As Sales Shift to E-Commerce, Bose Shutters Retail Stores

Bose, which opened its first retail store in 1993, will close its remaining 119 retail stores in Australia, Europe, Japan and North America. The company didn’t reveal how many jobs will be lost due to the closures, but it is believed to be in the hundreds. Bose stated that the move is due to “the dramatic shift to online shopping in specific markets,” and that “approximately 130 stores located in Greater China and the United Arab Emirates; and additional stores in India, Southeast Asia, and South Korea” will remain open.

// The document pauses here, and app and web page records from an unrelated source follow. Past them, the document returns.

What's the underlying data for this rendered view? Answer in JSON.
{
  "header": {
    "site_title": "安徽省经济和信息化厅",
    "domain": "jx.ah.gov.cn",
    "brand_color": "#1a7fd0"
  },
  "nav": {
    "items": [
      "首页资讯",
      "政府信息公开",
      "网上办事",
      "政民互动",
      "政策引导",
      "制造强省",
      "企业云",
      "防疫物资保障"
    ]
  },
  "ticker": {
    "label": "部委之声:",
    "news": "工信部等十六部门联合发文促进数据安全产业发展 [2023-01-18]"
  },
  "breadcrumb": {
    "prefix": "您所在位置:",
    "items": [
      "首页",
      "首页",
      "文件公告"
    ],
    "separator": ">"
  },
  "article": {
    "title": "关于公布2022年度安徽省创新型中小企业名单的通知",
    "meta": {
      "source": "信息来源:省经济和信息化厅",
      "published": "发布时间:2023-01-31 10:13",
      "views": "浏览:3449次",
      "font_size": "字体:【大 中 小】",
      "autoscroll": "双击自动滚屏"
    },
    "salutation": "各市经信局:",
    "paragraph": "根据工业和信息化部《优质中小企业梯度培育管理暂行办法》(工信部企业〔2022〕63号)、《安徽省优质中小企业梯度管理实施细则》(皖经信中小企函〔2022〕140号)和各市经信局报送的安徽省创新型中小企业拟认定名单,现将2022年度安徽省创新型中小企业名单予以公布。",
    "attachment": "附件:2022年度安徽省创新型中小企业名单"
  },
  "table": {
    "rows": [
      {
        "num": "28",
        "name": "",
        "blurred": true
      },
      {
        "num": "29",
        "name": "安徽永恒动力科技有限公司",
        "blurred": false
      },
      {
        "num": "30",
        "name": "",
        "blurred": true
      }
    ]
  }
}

The Verge reports that Colette Burke, vice president of global sales for Bose, noted that the Massachusetts-based privately held company opened retail stores as a way to “to experience, test, and talk to us about multi-component, CD and DVD-based home entertainment systems.”

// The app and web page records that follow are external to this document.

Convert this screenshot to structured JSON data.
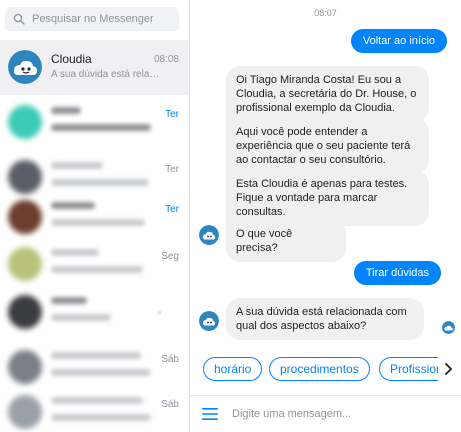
{
  "search": {
    "placeholder": "Pesquisar no Messenger"
  },
  "conversations": [
    {
      "name": "Cloudia",
      "snippet": "A sua dúvida está relacionada com",
      "time": "08:08",
      "active": true
    },
    {
      "time": "Ter",
      "unread": true
    },
    {
      "time": "Ter"
    },
    {
      "time": "Ter",
      "unread": true
    },
    {
      "time": "Seg"
    },
    {
      "time": ""
    },
    {
      "time": "Sáb"
    },
    {
      "time": "Sáb"
    }
  ],
  "chat": {
    "timestamp": "08:07",
    "messages": {
      "out_1": "Voltar ao início",
      "in_1": "Oi Tiago Miranda Costa! Eu sou a Cloudia, a secretária do Dr. House, o profissional exemplo da Cloudia.",
      "in_2": "Aqui você pode entender a experiência que o seu paciente terá ao contactar o seu consultório.",
      "in_3": "Esta Cloudia é apenas para testes. Fique a vontade para marcar consultas.",
      "in_4": "O que você precisa?",
      "out_2": "Tirar dúvidas",
      "in_5": "A sua dúvida está relacionada com qual dos aspectos abaixo?"
    },
    "quick_replies": [
      "horário",
      "procedimentos",
      "Profissionais"
    ],
    "composer_placeholder": "Digite uma mensagem..."
  },
  "colors": {
    "accent": "#0084ff",
    "bubble_in": "#f1f0f0",
    "bot_avatar": "#2e86c1"
  },
  "icons": [
    "search-icon",
    "menu-icon",
    "chevron-right-icon",
    "seen-avatar-icon",
    "cloudia-bot-icon"
  ]
}
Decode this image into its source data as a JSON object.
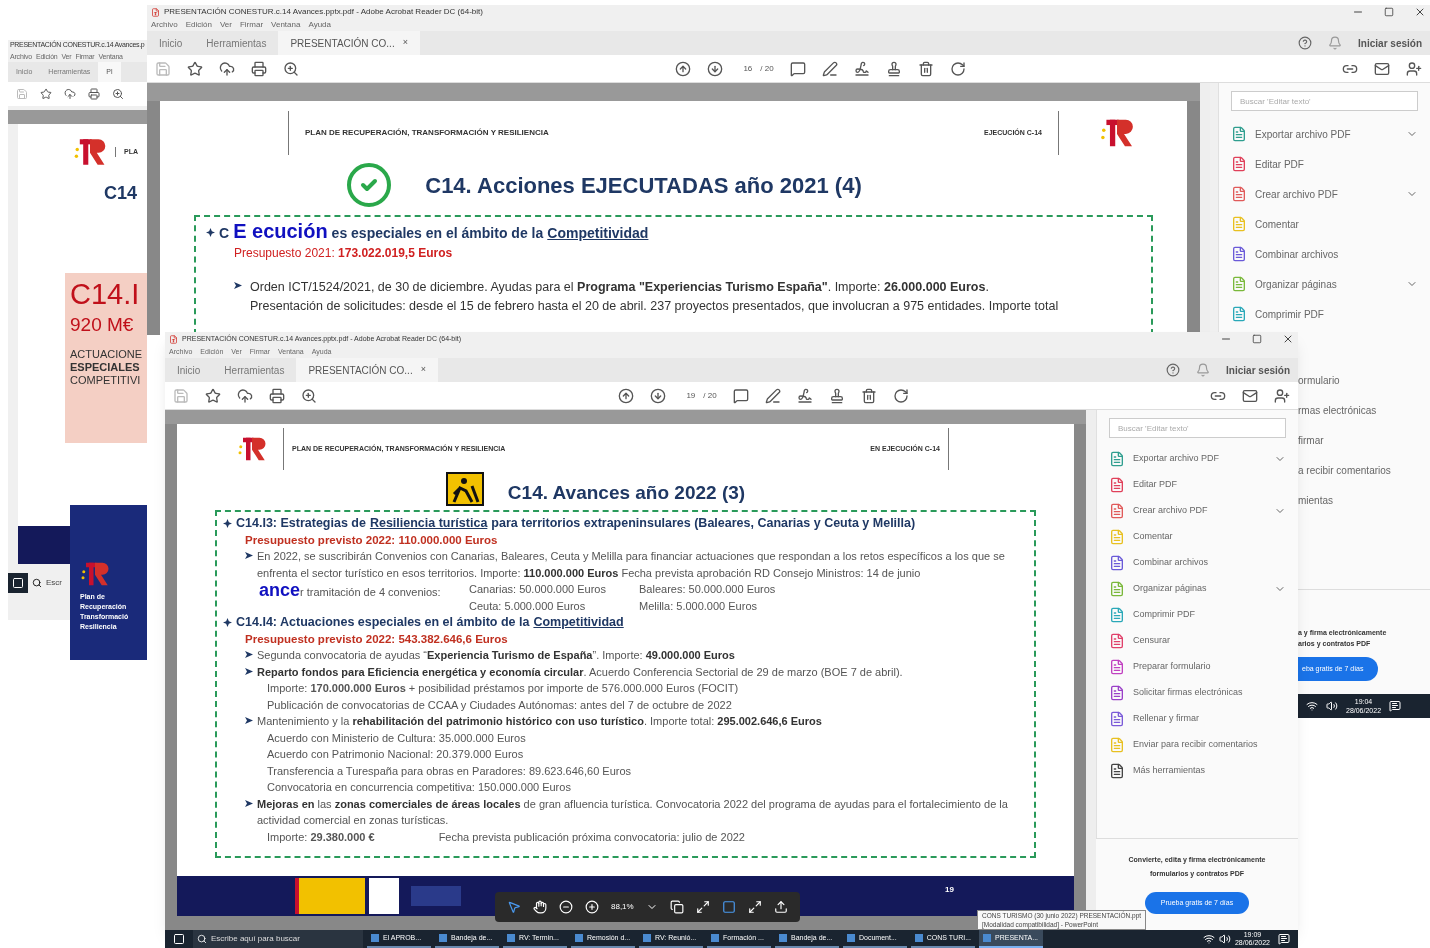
{
  "back_window": {
    "title": "PRESENTACIÓN CONESTUR.c.14 Avances.p",
    "menu": [
      "Archivo",
      "Edición",
      "Ver",
      "Firmar",
      "Ventana"
    ],
    "tabs": [
      {
        "label": "Inicio",
        "selected": false
      },
      {
        "label": "Herramientas",
        "selected": false
      },
      {
        "label": "Pl",
        "selected": true
      }
    ],
    "slide": {
      "header": "PLA",
      "title": "C14",
      "card_code": "C14.I",
      "card_amount": "920 M€",
      "card_lines": [
        "ACTUACIONE",
        "**ESPECIALES**",
        "COMPETITIVI"
      ]
    },
    "taskbar_search": "Escr"
  },
  "blue_card": {
    "lines": [
      "Plan de",
      "Recuperación",
      "Transformació",
      "Resiliencia"
    ]
  },
  "top_window": {
    "title": "PRESENTACIÓN CONESTUR.c.14 Avances.pptx.pdf - Adobe Acrobat Reader DC (64-bit)",
    "menu": [
      "Archivo",
      "Edición",
      "Ver",
      "Firmar",
      "Ventana",
      "Ayuda"
    ],
    "tabs": [
      {
        "label": "Inicio",
        "selected": false
      },
      {
        "label": "Herramientas",
        "selected": false
      },
      {
        "label": "PRESENTACIÓN CO...",
        "selected": true,
        "close": "×"
      }
    ],
    "sign_in": "Iniciar sesión",
    "page": "16",
    "page_total": "/ 20",
    "slide": {
      "header": "PLAN DE RECUPERACIÓN, TRANSFORMACIÓN Y RESILIENCIA",
      "tag": "EJECUCIÓN C-14",
      "title": "C14. Acciones EJECUTADAS año 2021 (4)",
      "heading_start": "C",
      "overlay": "E ecución",
      "heading_rest": "es especiales en el ámbito de la",
      "heading_link": "Competitividad",
      "budget": "Presupuesto 2021: **173.022.019,5 Euros**",
      "bullet": "Orden ICT/1524/2021, de 30 de diciembre. Ayudas para el **Programa \"Experiencias Turismo España\"**.  Importe: **26.000.000 Euros**.",
      "bullet_cont": "Presentación de solicitudes: desde el 15 de febrero hasta el 20 de abril. 237 proyectos presentados, que involucran a 975 entidades. Importe total"
    },
    "search_placeholder": "Buscar 'Editar texto'",
    "tools": [
      {
        "label": "Exportar archivo PDF",
        "color": "#2f9e8f",
        "expandable": true
      },
      {
        "label": "Editar PDF",
        "color": "#e0405a",
        "expandable": false
      },
      {
        "label": "Crear archivo PDF",
        "color": "#e05a5a",
        "expandable": true
      },
      {
        "label": "Comentar",
        "color": "#e8c020",
        "expandable": false
      },
      {
        "label": "Combinar archivos",
        "color": "#6a5ad8",
        "expandable": false
      },
      {
        "label": "Organizar páginas",
        "color": "#7ab83a",
        "expandable": true
      },
      {
        "label": "Comprimir PDF",
        "color": "#2aa8b8",
        "expandable": false
      }
    ],
    "covered_tools": [
      "ormulario",
      "rmas electrónicas",
      "firmar",
      "a recibir comentarios",
      "mientas"
    ],
    "promo": [
      "a y firma electrónicamente",
      "arios y contratos PDF"
    ],
    "trial_button": "eba gratis de 7 días",
    "clock": {
      "time": "19:04",
      "date": "28/06/2022"
    }
  },
  "front_window": {
    "title": "PRESENTACIÓN CONESTUR.c.14 Avances.pptx.pdf - Adobe Acrobat Reader DC (64-bit)",
    "menu": [
      "Archivo",
      "Edición",
      "Ver",
      "Firmar",
      "Ventana",
      "Ayuda"
    ],
    "tabs": [
      {
        "label": "Inicio",
        "selected": false
      },
      {
        "label": "Herramientas",
        "selected": false
      },
      {
        "label": "PRESENTACIÓN CO...",
        "selected": true,
        "close": "×"
      }
    ],
    "sign_in": "Iniciar sesión",
    "page": "19",
    "page_total": "/ 20",
    "slide": {
      "header": "PLAN DE RECUPERACIÓN, TRANSFORMACIÓN Y RESILIENCIA",
      "tag": "EN EJECUCIÓN C-14",
      "title": "C14. Avances año 2022 (3)",
      "sections": [
        {
          "heading": "C14.I3: Estrategias de",
          "heading_link": "Resiliencia turística",
          "heading_rest": "para territorios extrapeninsulares (Baleares, Canarias y Ceuta y Melilla)",
          "budget": "Presupuesto previsto 2022: 110.000.000 Euros",
          "bullets": [
            {
              "text": "En 2022, se suscribirán Convenios con Canarias, Baleares, Ceuta y Melilla para financiar actuaciones que respondan a los retos específicos a los que se enfrenta el sector turístico en esos territorios.  Importe: **110.000.000 Euros**   Fecha prevista aprobación RD Consejo Ministros: 14 de junio"
            }
          ],
          "overlay": "ance",
          "pending": "r tramitación de 4 convenios:",
          "convenios": [
            "Canarias: 50.000.000 Euros",
            "Baleares: 50.000.000 Euros",
            "Ceuta: 5.000.000 Euros",
            "Melilla: 5.000.000 Euros"
          ]
        },
        {
          "heading": "C14.I4: Actuaciones especiales en el ámbito de la",
          "heading_link": "Competitividad",
          "budget": "Presupuesto previsto 2022: 543.382.646,6 Euros",
          "bullets": [
            {
              "text": "Segunda convocatoria de ayudas “**Experiencia Turismo de España**”. Importe: **49.000.000 Euros**"
            },
            {
              "text": "**Reparto fondos para Eficiencia energética y economía circular**. Acuerdo Conferencia Sectorial de 29 de marzo (BOE 7 de abril).",
              "sub": [
                [
                  "Importe: **170.000.000 Euros**  + posibilidad préstamos por importe de 576.000.000 Euros (FOCIT)"
                ],
                [
                  "Publicación de convocatorias de CCAA y Ciudades Autónomas: antes del 7 de octubre de 2022"
                ]
              ]
            },
            {
              "text": "Mantenimiento y la **rehabilitación del patrimonio histórico con uso turístico**. Importe total: **295.002.646,6 Euros**",
              "sub": [
                [
                  "Acuerdo con Ministerio de Cultura: 35.000.000 Euros"
                ],
                [
                  "Acuerdo con Patrimonio Nacional: 20.379.000 Euros"
                ],
                [
                  "Transferencia a Turespaña para obras en Paradores: 89.623.646,60 Euros"
                ],
                [
                  "Convocatoria en concurrencia competitiva: 150.000.000 Euros"
                ]
              ]
            },
            {
              "text": "**Mejoras en** las **zonas comerciales de áreas locales** de gran afluencia turística. Convocatoria 2022 del programa de ayudas para el fortalecimiento de la actividad comercial en zonas turísticas.",
              "sub": [
                [
                  "Importe: **29.380.000 €**",
                  "Fecha prevista publicación próxima convocatoria: julio de 2022"
                ]
              ]
            }
          ]
        }
      ],
      "page_number": "19"
    },
    "zoom": "88,1%",
    "search_placeholder": "Buscar 'Editar texto'",
    "tools": [
      {
        "label": "Exportar archivo PDF",
        "color": "#2f9e8f",
        "expandable": true
      },
      {
        "label": "Editar PDF",
        "color": "#e0405a",
        "expandable": false
      },
      {
        "label": "Crear archivo PDF",
        "color": "#e05a5a",
        "expandable": true
      },
      {
        "label": "Comentar",
        "color": "#e8c020",
        "expandable": false
      },
      {
        "label": "Combinar archivos",
        "color": "#6a5ad8",
        "expandable": false
      },
      {
        "label": "Organizar páginas",
        "color": "#7ab83a",
        "expandable": true
      },
      {
        "label": "Comprimir PDF",
        "color": "#2aa8b8",
        "expandable": false
      },
      {
        "label": "Censurar",
        "color": "#e0406a",
        "expandable": false
      },
      {
        "label": "Preparar formulario",
        "color": "#c040c0",
        "expandable": false
      },
      {
        "label": "Solicitar firmas electrónicas",
        "color": "#9a40c8",
        "expandable": false
      },
      {
        "label": "Rellenar y firmar",
        "color": "#7a5ad8",
        "expandable": false
      },
      {
        "label": "Enviar para recibir comentarios",
        "color": "#e8c020",
        "expandable": false
      },
      {
        "label": "Más herramientas",
        "color": "#444444",
        "expandable": false
      }
    ],
    "promo": [
      "Convierte, edita y firma electrónicamente",
      "formularios y contratos PDF"
    ],
    "trial_button": "Prueba gratis de 7 días",
    "tooltip": [
      "CONS TURISMO (30 junio 2022) PRESENTACIÓN.ppt",
      "[Modalidad compatibilidad] - PowerPoint"
    ]
  },
  "taskbar": {
    "search_placeholder": "Escribe aquí para buscar",
    "apps": [
      {
        "label": "El APROB...",
        "selected": false
      },
      {
        "label": "Bandeja de...",
        "selected": false
      },
      {
        "label": "RV: Termin...",
        "selected": false
      },
      {
        "label": "Remosión d...",
        "selected": false
      },
      {
        "label": "RV: Reunió...",
        "selected": false
      },
      {
        "label": "Formación ...",
        "selected": false
      },
      {
        "label": "Bandeja de...",
        "selected": false
      },
      {
        "label": "Document...",
        "selected": false
      },
      {
        "label": "CONS TURI...",
        "selected": false
      },
      {
        "label": "PRESENTA...",
        "selected": true
      }
    ],
    "time": "19:09",
    "date": "28/06/2022"
  }
}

“At the time, it was a radical idea, but we focused on what our customers needed, and where they needed it — and we’re doing the same thing now,” she said. “It’s still difficult, because the decision impacts some of our amazing store teams who make us proud every day … Over the years, they’ve set the standard for customer service.”

The company is “offering outplacement assistance and severance to employees that are being laid off.”

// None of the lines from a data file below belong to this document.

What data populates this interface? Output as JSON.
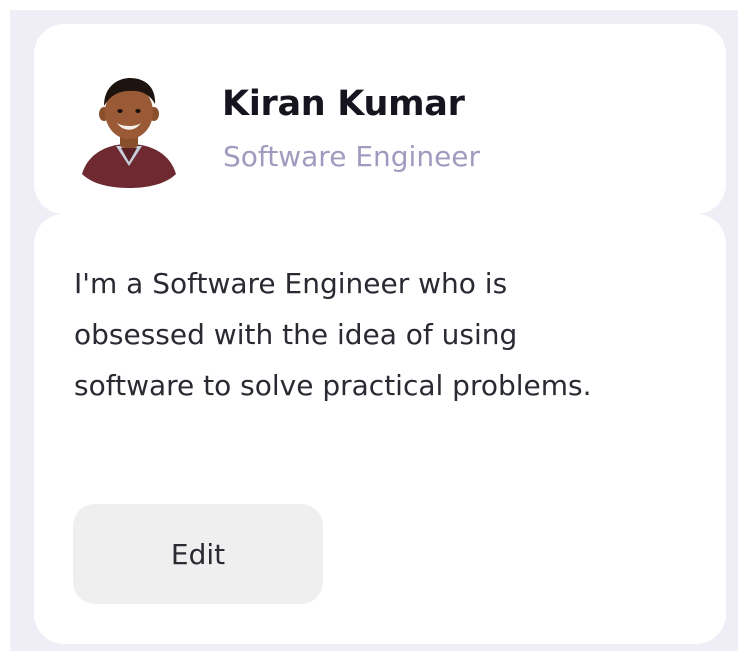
{
  "profile": {
    "name": "Kiran Kumar",
    "title": "Software Engineer",
    "avatar_icon": "person-photo-avatar"
  },
  "about": {
    "bio": "I'm a Software Engineer who is obsessed with the idea of using software to solve practical problems.",
    "edit_label": "Edit"
  },
  "colors": {
    "background": "#efeef7",
    "card": "#ffffff",
    "name": "#15141f",
    "subtitle": "#a19cbf",
    "body_text": "#2a2a33",
    "button_bg": "#efefef",
    "shirt": "#6e2a30"
  }
}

CNN reports that, “mirroring a broader shift in the retail industry, Bose said that it doesn’t need brick-and-mortar stores because its customers are buying their products online.” Bose products are also for sale on an Amazon storefront and at Best Buy, Target and other big retailers.

According to Coresight Research, in 2019, “U.S. retailers announced 9,302 store closings, a 59 percent jump from 2018 and the highest number since [it] began tracking the data in 2012.” UBS analysts estimated that, “online sales make up around 16 percent of retail sales today, but they will rise to 25 percent by 2026 … [which] could force up to 75,000 more store closures by 2026, including some 20,000 clothing stores and up to 10,000 consumer electronics stores.”